Work request: Your task is to repeat the entries underneath exactly, minus the pictures.

Items from an interface collection:

________________

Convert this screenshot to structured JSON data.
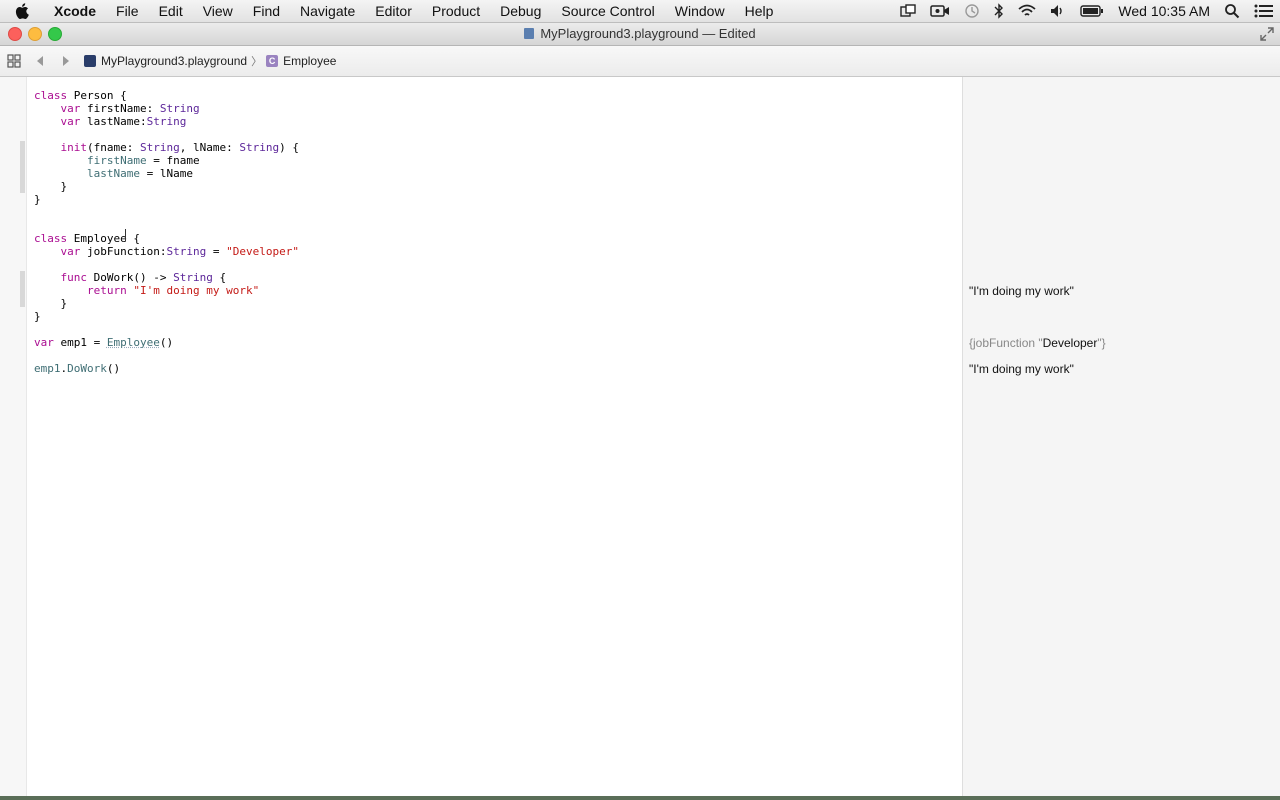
{
  "menubar": {
    "app_name": "Xcode",
    "items": [
      "File",
      "Edit",
      "View",
      "Find",
      "Navigate",
      "Editor",
      "Product",
      "Debug",
      "Source Control",
      "Window",
      "Help"
    ],
    "clock": "Wed 10:35 AM"
  },
  "window": {
    "title": "MyPlayground3.playground — Edited"
  },
  "jumpbar": {
    "crumbs": [
      "MyPlayground3.playground",
      "Employee"
    ]
  },
  "code": {
    "lines": [
      "class Person {",
      "var firstName: String",
      "var lastName:String",
      "init(fname: String, lName: String) {",
      "firstName = fname",
      "lastName = lName",
      "}",
      "}",
      "class Employee {",
      "var jobFunction:String = \"Developer\"",
      "func DoWork() -> String {",
      "return \"I'm doing my work\"",
      "}",
      "}",
      "var emp1 = Employee()",
      "emp1.DoWork()"
    ]
  },
  "results": {
    "line_return": "\"I'm doing my work\"",
    "emp1_key": "{jobFunction \"",
    "emp1_value": "Developer",
    "emp1_close": "\"}",
    "dowork_result": "\"I'm doing my work\""
  },
  "colors": {
    "keyword": "#aa0d91",
    "type": "#5c2699",
    "string": "#c41a16",
    "property": "#3f6e74"
  },
  "icons": {
    "apple": "apple-logo-icon",
    "status": [
      "screen-share-icon",
      "facetime-camera-icon",
      "time-machine-icon",
      "bluetooth-icon",
      "wifi-icon",
      "volume-icon",
      "battery-icon",
      "spotlight-search-icon",
      "notification-center-icon"
    ]
  }
}
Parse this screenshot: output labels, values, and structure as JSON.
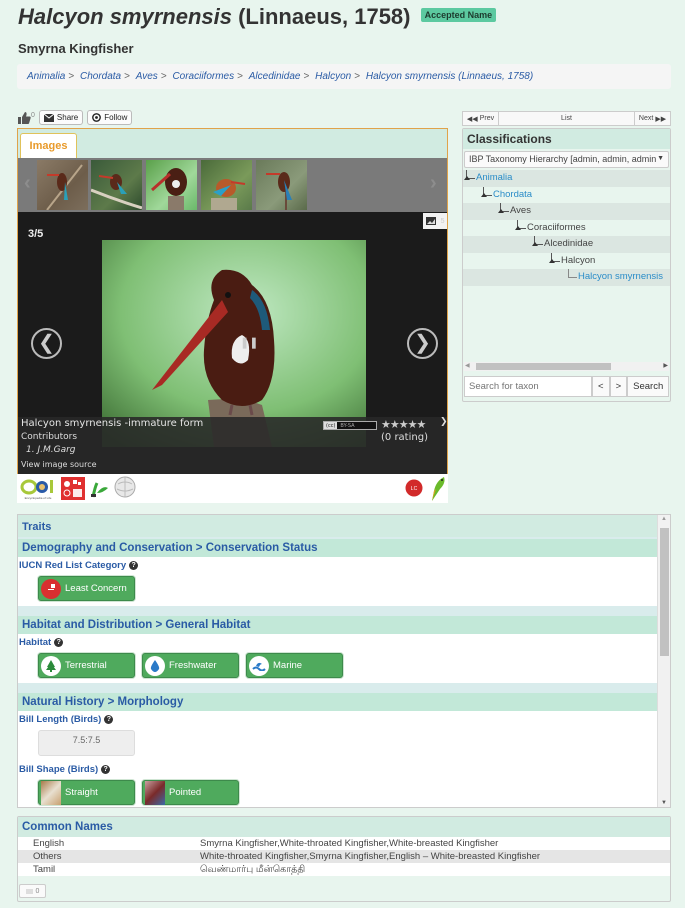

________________

Answer to the problem:
Convert this screenshot to structured JSON data.
{
  "menubar": {
    "app_name": "Xcode",
    "items": [
      "File",
      "Edit",
      "View",
      "Find",
      "Navigate",
      "Editor",
      "Product",
      "Debug",
      "Source Control",
      "Window",
      "Help"
    ],
    "clock": "Wed 10:35 AM"
  },
  "window": {
    "title": "MyPlayground3.playground — Edited"
  },
  "jumpbar": {
    "crumbs": [
      "MyPlayground3.playground",
      "Employee"
    ]
  },
  "code": {
    "lines": [
      "class Person {",
      "var firstName: String",
      "var lastName:String",
      "init(fname: String, lName: String) {",
      "firstName = fname",
      "lastName = lName",
      "}",
      "}",
      "class Employee {",
      "var jobFunction:String = \"Developer\"",
      "func DoWork() -> String {",
      "return \"I'm doing my work\"",
      "}",
      "}",
      "var emp1 = Employee()",
      "emp1.DoWork()"
    ]
  },
  "results": {
    "line_return": "\"I'm doing my work\"",
    "emp1_key": "{jobFunction \"",
    "emp1_value": "Developer",
    "emp1_close": "\"}",
    "dowork_result": "\"I'm doing my work\""
  },
  "colors": {
    "keyword": "#aa0d91",
    "type": "#5c2699",
    "string": "#c41a16",
    "property": "#3f6e74"
  },
  "icons": {
    "apple": "apple-logo-icon",
    "status": [
      "screen-share-icon",
      "facetime-camera-icon",
      "time-machine-icon",
      "bluetooth-icon",
      "wifi-icon",
      "volume-icon",
      "battery-icon",
      "spotlight-search-icon",
      "notification-center-icon"
    ]
  }
}
Parse this screenshot: output labels, values, and structure as JSON.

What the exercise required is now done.